Although taking LSD does not always result in a bad trip, when it does there is some danger. LSD has a profound effect on the mind. People who experience a bad trip can wind up with:
- permanent psychosis,
- Post-Traumatic Stress Disorder, and
- Flashbacks to the bad portions of the trip.
All of these are typical symptoms of a traumatic event. Those that have these symptoms need to seek professional help. Although LSD is not typically addictive, it is difficult to get over once you have had a bad trip.
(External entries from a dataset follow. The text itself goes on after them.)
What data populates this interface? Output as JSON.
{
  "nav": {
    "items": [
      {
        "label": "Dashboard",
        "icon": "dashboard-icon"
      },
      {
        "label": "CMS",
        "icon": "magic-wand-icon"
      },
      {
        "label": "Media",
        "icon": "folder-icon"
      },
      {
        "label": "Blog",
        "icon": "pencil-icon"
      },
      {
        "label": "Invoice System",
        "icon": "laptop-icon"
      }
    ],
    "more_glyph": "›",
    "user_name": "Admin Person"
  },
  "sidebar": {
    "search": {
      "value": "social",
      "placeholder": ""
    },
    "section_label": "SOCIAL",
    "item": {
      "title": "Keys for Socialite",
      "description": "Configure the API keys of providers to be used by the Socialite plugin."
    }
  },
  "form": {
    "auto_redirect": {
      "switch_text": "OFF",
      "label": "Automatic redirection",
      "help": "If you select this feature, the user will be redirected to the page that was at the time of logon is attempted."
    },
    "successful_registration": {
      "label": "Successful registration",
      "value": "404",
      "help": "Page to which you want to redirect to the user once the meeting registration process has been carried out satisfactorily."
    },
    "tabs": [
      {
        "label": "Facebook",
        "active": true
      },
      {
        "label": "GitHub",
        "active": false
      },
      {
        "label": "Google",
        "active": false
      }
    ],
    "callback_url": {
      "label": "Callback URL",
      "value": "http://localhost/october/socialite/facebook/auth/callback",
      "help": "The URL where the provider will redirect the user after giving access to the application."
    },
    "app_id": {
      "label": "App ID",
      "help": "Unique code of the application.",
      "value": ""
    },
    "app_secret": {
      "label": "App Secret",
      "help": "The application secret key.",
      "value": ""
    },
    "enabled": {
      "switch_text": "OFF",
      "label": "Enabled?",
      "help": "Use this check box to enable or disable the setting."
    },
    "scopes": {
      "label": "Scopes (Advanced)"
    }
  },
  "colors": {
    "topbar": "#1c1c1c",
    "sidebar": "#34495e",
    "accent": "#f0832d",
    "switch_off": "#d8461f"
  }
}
If this is a problem, talk to your doctor about counseling and therapy for the symptoms.